- Task statement -
Skip every picture. Print each line from the one containing "Enumerate this screenshot's" through the end of the records below, word for word.

- Items from an interface collection -
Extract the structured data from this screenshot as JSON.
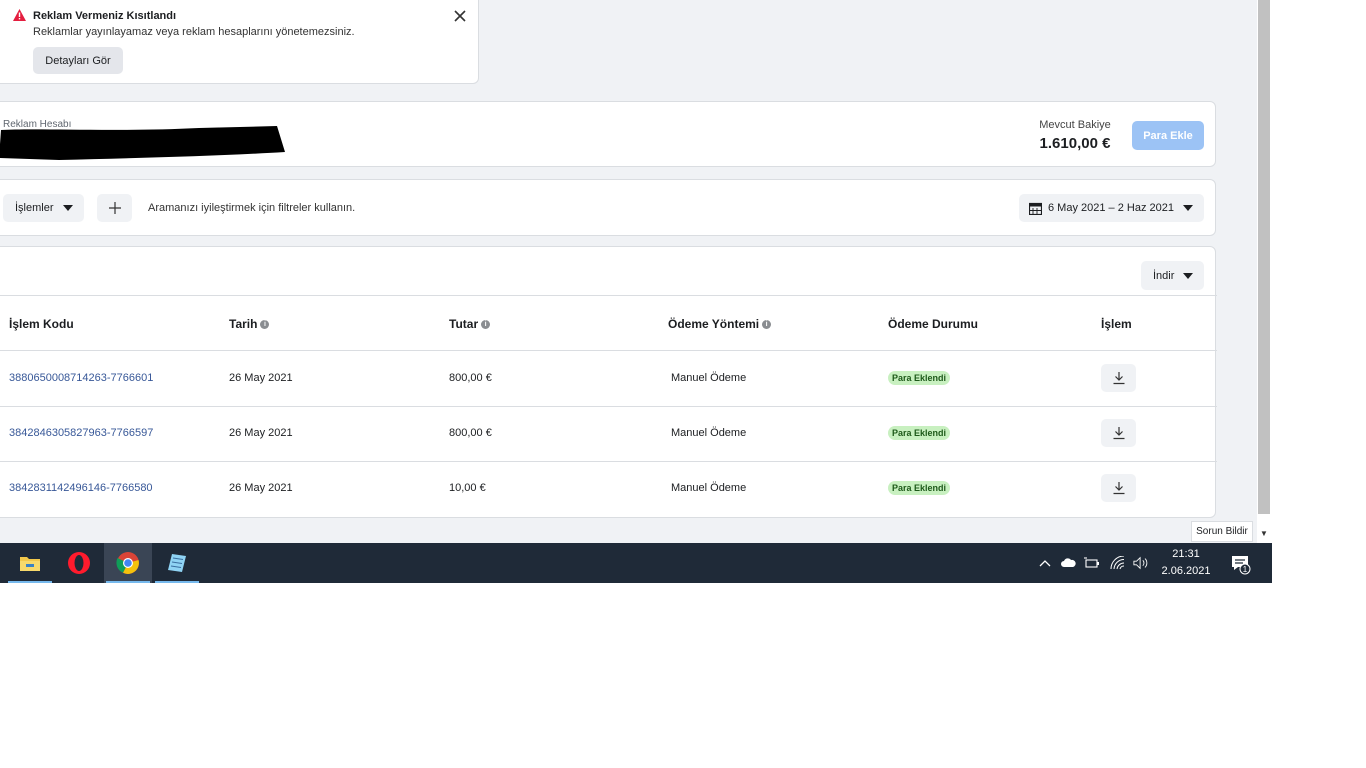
{
  "alert": {
    "title": "Reklam Vermeniz Kısıtlandı",
    "text": "Reklamlar yayınlayamaz veya reklam hesaplarını yönetemezsiniz.",
    "details_button": "Detayları Gör"
  },
  "account": {
    "label": "Reklam Hesabı",
    "balance_label": "Mevcut Bakiye",
    "balance_value": "1.610,00 €",
    "add_money_button": "Para Ekle"
  },
  "filters": {
    "transactions_dropdown": "İşlemler",
    "hint": "Aramanızı iyileştirmek için filtreler kullanın.",
    "date_range": "6 May 2021 – 2 Haz 2021"
  },
  "table": {
    "download_dropdown": "İndir",
    "headers": {
      "code": "İşlem Kodu",
      "date": "Tarih",
      "amount": "Tutar",
      "method": "Ödeme Yöntemi",
      "status": "Ödeme Durumu",
      "action": "İşlem"
    },
    "rows": [
      {
        "code": "3880650008714263-7766601",
        "date": "26 May 2021",
        "amount": "800,00 €",
        "method": "Manuel Ödeme",
        "status": "Para Eklendi"
      },
      {
        "code": "3842846305827963-7766597",
        "date": "26 May 2021",
        "amount": "800,00 €",
        "method": "Manuel Ödeme",
        "status": "Para Eklendi"
      },
      {
        "code": "3842831142496146-7766580",
        "date": "26 May 2021",
        "amount": "10,00 €",
        "method": "Manuel Ödeme",
        "status": "Para Eklendi"
      }
    ]
  },
  "report_button": "Sorun Bildir",
  "taskbar": {
    "apps": [
      "file-explorer-icon",
      "opera-icon",
      "chrome-icon",
      "notepad-icon"
    ],
    "time": "21:31",
    "date": "2.06.2021",
    "notification_count": "1"
  },
  "colors": {
    "link": "#385898",
    "primary_disabled": "#9cc3f5",
    "badge_bg": "#c8f0c0",
    "warning": "#e9710f",
    "taskbar": "#1f2a38"
  }
}
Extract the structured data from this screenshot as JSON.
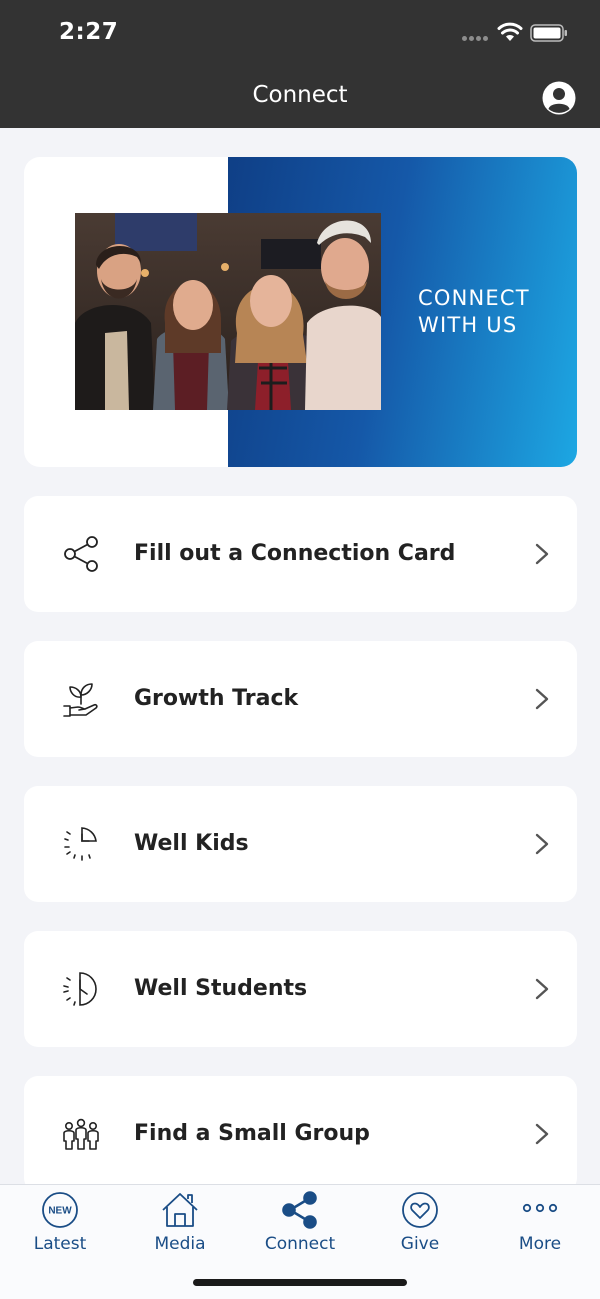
{
  "status_bar": {
    "time": "2:27"
  },
  "nav": {
    "title": "Connect"
  },
  "hero": {
    "line1": "CONNECT",
    "line2": "WITH US"
  },
  "menu": [
    {
      "label": "Fill out a Connection Card",
      "icon": "share-icon"
    },
    {
      "label": "Growth Track",
      "icon": "plant-hand-icon"
    },
    {
      "label": "Well Kids",
      "icon": "partial-clock-icon"
    },
    {
      "label": "Well Students",
      "icon": "half-clock-icon"
    },
    {
      "label": "Find a Small Group",
      "icon": "group-people-icon"
    }
  ],
  "tabs": [
    {
      "label": "Latest",
      "icon": "new-badge-icon",
      "badge": "NEW"
    },
    {
      "label": "Media",
      "icon": "home-icon"
    },
    {
      "label": "Connect",
      "icon": "share-icon"
    },
    {
      "label": "Give",
      "icon": "heart-icon"
    },
    {
      "label": "More",
      "icon": "more-dots-icon"
    }
  ],
  "colors": {
    "header": "#333333",
    "accent": "#1a4d86",
    "gradient_start": "#0f3f86",
    "gradient_end": "#1da7e3"
  }
}
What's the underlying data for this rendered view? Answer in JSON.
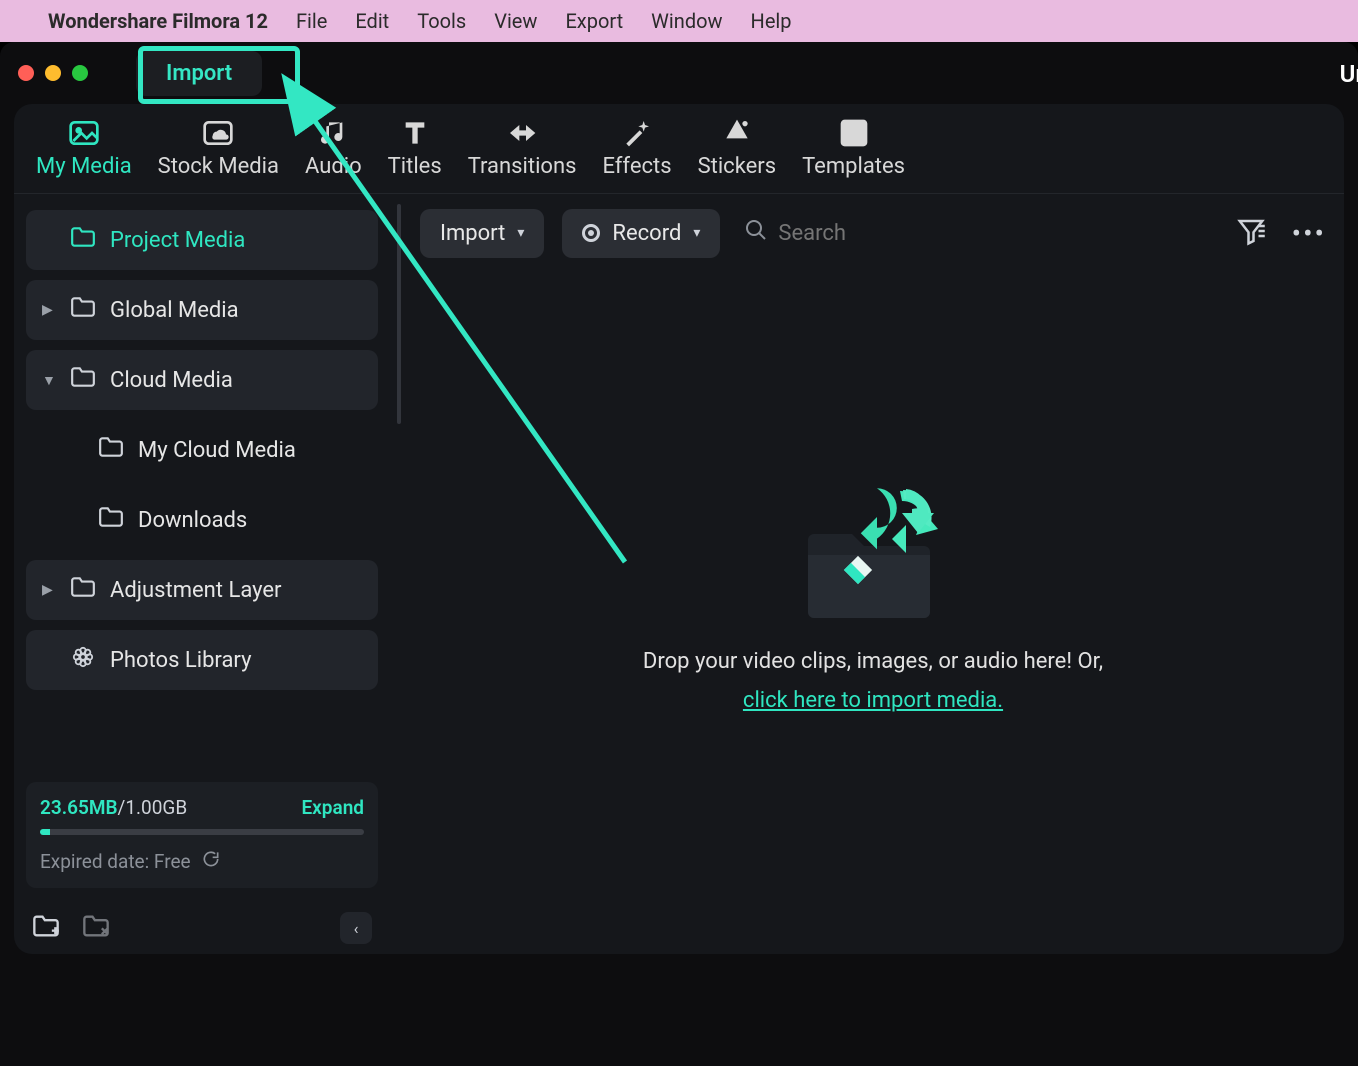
{
  "menubar": {
    "app_name": "Wondershare Filmora 12",
    "items": [
      "File",
      "Edit",
      "Tools",
      "View",
      "Export",
      "Window",
      "Help"
    ]
  },
  "titlebar": {
    "import_label": "Import",
    "right_text": "Ur"
  },
  "tabs": [
    {
      "label": "My Media"
    },
    {
      "label": "Stock Media"
    },
    {
      "label": "Audio"
    },
    {
      "label": "Titles"
    },
    {
      "label": "Transitions"
    },
    {
      "label": "Effects"
    },
    {
      "label": "Stickers"
    },
    {
      "label": "Templates"
    }
  ],
  "sidebar": {
    "project_media": "Project Media",
    "global_media": "Global Media",
    "cloud_media": "Cloud Media",
    "my_cloud_media": "My Cloud Media",
    "downloads": "Downloads",
    "adjustment_layer": "Adjustment Layer",
    "photos_library": "Photos Library"
  },
  "storage": {
    "used": "23.65MB",
    "sep": "/",
    "total": "1.00GB",
    "expand": "Expand",
    "expired": "Expired date: Free"
  },
  "toolbar": {
    "import_label": "Import",
    "record_label": "Record",
    "search_placeholder": "Search"
  },
  "drop": {
    "line1": "Drop your video clips, images, or audio here! Or,",
    "link": "click here to import media."
  }
}
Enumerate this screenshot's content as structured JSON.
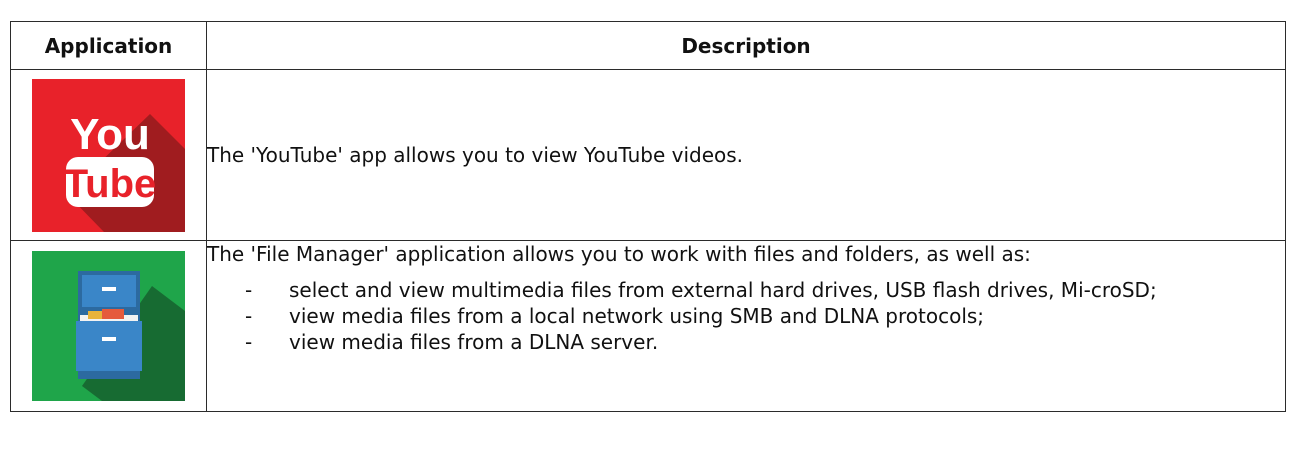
{
  "table": {
    "headers": {
      "application": "Application",
      "description": "Description"
    },
    "rows": [
      {
        "icon": "youtube-icon",
        "icon_text_top": "You",
        "icon_text_bottom": "Tube",
        "description": "The 'YouTube' app allows you to view YouTube videos."
      },
      {
        "icon": "file-manager-icon",
        "intro": "The 'File Manager' application allows you to work with files and folders, as well as:",
        "items": [
          "select and view multimedia files from external hard drives, USB flash drives, Mi-croSD;",
          "view media files from a local network using SMB and DLNA protocols;",
          "view media files from a DLNA server."
        ],
        "bullet": "-"
      }
    ]
  },
  "colors": {
    "youtube_red": "#e8222a",
    "youtube_shadow": "#a01c1f",
    "file_manager_green": "#1fa54a",
    "file_manager_shadow": "#176b32",
    "cabinet_blue": "#3a86c8",
    "border": "#2b2b2b"
  }
}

- Answer section -
Enumerate this screenshot's content as structured JSON.
{
  "table": {
    "headers": {
      "application": "Application",
      "description": "Description"
    },
    "rows": [
      {
        "icon": "youtube-icon",
        "icon_text_top": "You",
        "icon_text_bottom": "Tube",
        "description": "The 'YouTube' app allows you to view YouTube videos."
      },
      {
        "icon": "file-manager-icon",
        "intro": "The 'File Manager' application allows you to work with files and folders, as well as:",
        "items": [
          "select and view multimedia files from external hard drives, USB flash drives, Mi-croSD;",
          "view media files from a local network using SMB and DLNA protocols;",
          "view media files from a DLNA server."
        ],
        "bullet": "-"
      }
    ]
  },
  "colors": {
    "youtube_red": "#e8222a",
    "youtube_shadow": "#a01c1f",
    "file_manager_green": "#1fa54a",
    "file_manager_shadow": "#176b32",
    "cabinet_blue": "#3a86c8",
    "border": "#2b2b2b"
  }
}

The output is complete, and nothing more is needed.